In May, the Naval Undersea Warfare Center Division Newport issued a request for information (RFI) for modular payloads and enhancements that could achieve these aims. The organisation said the goal was “to research, discover and evaluate technologies that will accelerate the delivery of advanced capabilities to UUV platforms and will provide an asymmetrical warfare advantage during UUV operations”.
“The navy said the payload could be lethal or not, and could form part of the UUV or be able to be carried and deployed by it.”
Engaging small vessels in the littoral environment can be risky, especially when attempting a stealthy operation. This is where armed UUVs could step in. The first RFI objective was to investigate UUV payloads that could stop or disable maritime vessels less than 50m in length – smaller than most military vessels. The navy said the payload could be lethal or not, and could form part of the UUV – weaponising the UUV itself – or be able to be carried and deployed by it. But it should not be readily reversible; in other words, the target should not be able to shake it off and go about its business.

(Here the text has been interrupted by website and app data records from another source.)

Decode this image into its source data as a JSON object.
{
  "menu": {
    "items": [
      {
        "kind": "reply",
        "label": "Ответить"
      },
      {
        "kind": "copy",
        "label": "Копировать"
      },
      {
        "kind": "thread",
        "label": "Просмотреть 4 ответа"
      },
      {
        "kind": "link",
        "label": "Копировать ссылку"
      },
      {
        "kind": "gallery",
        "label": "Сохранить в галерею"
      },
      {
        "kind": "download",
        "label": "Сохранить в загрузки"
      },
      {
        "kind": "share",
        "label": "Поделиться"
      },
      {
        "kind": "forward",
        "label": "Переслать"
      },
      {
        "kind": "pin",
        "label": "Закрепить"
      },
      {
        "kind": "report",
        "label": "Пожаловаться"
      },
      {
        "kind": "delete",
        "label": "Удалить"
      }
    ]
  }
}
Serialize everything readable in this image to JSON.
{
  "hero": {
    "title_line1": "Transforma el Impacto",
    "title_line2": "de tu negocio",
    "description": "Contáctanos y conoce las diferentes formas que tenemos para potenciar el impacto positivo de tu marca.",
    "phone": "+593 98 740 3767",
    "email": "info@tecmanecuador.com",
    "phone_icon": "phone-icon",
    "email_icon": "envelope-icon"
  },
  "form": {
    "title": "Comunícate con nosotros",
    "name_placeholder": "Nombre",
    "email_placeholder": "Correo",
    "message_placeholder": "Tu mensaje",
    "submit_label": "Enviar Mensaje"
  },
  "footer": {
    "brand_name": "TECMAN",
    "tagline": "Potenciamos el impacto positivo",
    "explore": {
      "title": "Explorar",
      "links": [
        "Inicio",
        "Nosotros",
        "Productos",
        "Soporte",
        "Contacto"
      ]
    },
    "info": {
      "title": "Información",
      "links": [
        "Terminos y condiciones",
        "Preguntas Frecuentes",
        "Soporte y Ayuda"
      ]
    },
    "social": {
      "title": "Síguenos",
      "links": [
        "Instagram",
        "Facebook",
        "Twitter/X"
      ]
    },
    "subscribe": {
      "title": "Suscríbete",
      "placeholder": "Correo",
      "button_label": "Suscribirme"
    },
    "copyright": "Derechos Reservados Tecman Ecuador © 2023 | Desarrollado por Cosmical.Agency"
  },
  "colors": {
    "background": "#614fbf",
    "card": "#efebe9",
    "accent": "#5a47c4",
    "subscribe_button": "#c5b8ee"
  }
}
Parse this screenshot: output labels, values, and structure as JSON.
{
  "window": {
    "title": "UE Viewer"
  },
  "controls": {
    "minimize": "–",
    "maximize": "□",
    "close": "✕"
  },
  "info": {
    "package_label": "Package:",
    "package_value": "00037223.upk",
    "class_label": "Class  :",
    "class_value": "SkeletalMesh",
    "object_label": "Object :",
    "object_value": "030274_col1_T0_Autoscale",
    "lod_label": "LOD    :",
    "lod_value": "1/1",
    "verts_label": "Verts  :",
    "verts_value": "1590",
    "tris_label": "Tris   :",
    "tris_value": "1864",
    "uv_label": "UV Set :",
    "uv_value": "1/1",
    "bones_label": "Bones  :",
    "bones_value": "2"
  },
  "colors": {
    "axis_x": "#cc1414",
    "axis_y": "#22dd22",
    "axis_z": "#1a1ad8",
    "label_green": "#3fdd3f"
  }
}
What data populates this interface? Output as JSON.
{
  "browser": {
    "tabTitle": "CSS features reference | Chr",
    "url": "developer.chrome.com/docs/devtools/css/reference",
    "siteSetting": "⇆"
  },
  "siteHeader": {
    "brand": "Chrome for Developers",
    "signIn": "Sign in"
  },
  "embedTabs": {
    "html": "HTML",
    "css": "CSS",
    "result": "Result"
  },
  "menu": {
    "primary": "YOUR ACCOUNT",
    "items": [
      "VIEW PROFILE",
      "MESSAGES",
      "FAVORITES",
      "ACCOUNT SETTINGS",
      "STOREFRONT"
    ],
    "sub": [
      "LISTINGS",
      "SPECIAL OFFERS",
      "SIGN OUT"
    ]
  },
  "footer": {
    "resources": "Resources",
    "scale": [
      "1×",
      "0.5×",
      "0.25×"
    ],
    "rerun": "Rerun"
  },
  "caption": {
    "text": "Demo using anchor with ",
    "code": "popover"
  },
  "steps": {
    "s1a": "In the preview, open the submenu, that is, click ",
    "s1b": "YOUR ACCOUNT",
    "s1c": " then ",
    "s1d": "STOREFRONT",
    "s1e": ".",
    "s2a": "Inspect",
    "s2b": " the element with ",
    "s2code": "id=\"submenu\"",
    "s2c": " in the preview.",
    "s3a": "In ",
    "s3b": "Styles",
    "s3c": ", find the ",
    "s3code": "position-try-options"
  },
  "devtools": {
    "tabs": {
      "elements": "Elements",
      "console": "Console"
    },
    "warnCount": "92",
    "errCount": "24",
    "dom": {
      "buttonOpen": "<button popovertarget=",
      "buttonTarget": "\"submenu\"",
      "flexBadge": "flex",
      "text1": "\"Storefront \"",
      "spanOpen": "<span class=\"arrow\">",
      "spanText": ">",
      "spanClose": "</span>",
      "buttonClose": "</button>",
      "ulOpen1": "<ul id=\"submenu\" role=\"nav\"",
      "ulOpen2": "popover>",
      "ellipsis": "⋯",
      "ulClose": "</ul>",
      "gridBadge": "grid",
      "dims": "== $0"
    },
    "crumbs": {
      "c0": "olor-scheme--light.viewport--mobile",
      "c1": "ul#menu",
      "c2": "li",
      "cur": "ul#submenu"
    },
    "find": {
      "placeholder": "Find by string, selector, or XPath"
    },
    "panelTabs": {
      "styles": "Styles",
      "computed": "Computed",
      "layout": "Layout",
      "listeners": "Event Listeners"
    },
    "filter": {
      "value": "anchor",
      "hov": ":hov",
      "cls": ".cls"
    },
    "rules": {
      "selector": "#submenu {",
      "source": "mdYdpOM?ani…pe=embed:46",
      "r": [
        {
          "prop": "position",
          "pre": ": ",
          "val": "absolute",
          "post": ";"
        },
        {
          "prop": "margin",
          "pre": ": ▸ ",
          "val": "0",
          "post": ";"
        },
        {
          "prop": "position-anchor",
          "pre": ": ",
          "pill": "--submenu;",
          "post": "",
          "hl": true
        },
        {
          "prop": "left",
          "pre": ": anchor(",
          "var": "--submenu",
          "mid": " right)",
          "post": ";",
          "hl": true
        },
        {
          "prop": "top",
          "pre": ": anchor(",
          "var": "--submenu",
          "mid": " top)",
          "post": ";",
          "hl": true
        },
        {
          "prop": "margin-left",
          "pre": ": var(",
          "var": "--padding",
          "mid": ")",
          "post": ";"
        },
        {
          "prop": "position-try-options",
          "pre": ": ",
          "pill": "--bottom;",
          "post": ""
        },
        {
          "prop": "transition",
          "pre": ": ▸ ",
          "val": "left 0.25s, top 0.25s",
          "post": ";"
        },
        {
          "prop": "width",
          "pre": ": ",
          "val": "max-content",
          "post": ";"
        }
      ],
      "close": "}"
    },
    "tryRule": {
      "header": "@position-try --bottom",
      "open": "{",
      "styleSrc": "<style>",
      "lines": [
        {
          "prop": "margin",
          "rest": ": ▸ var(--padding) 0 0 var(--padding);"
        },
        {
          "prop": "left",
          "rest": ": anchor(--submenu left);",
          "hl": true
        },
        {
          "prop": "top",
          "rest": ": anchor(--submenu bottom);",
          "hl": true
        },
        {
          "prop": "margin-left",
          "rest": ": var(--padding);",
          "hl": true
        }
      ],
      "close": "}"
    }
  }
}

To get this effector payload to the target accurately, the second objective of the RFI is to make UUVs faster and improve positional and placement accuracy. In keeping with the navy’s modular theme, they should be easily integrated into existing technology.
While these technologies could transform future littoral combat, do not expect to see any resulting proposed solutions in action anytime soon.
Chatmas explained: “The US Navy often leverages requests for information as a means to keep abreast on technology-related trends and for industry to share information, best practices, technology solutions and cost estimates for various systems or equipment. Information received is reviewed and evaluated for possible future use. Further comment regarding any RFI would be speculative in nature.”
Knifefish UUV in the water